■ Exercise: For this exercise, copy each line of the records that contains the word "subtitle".

■ Record extracts:
=-=-=

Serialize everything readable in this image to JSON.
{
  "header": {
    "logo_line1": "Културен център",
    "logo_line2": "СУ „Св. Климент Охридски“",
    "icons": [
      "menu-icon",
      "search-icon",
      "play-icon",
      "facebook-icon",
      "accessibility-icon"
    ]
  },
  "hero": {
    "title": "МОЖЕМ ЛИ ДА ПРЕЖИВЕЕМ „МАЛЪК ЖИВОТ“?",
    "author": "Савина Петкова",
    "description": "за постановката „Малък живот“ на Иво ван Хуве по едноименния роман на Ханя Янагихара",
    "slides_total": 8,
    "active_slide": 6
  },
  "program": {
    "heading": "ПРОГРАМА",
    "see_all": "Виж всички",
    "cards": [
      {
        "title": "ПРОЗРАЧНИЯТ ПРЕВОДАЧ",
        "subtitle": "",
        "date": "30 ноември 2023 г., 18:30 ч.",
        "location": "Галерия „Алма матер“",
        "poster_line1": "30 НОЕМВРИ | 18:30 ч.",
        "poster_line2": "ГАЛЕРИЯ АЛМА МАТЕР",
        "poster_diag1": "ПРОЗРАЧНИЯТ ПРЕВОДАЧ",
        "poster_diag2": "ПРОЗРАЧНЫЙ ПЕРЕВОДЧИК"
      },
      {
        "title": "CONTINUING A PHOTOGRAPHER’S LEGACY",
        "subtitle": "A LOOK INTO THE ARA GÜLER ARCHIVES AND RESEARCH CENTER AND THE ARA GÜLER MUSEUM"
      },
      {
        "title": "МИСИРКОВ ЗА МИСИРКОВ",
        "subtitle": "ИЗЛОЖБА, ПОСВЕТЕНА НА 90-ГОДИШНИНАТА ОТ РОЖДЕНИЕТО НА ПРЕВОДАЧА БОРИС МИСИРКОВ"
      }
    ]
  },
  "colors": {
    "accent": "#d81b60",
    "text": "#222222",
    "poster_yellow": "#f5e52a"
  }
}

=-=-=

■ Response to this task:
        "subtitle": "",
        "subtitle": "A LOOK INTO THE ARA GÜLER ARCHIVES AND RESEARCH CENTER AND THE ARA GÜLER MUSEUM"
        "subtitle": "ИЗЛОЖБА, ПОСВЕТЕНА НА 90-ГОДИШНИНАТА ОТ РОЖДЕНИЕТО НА ПРЕВОДАЧА БОРИС МИСИРКОВ"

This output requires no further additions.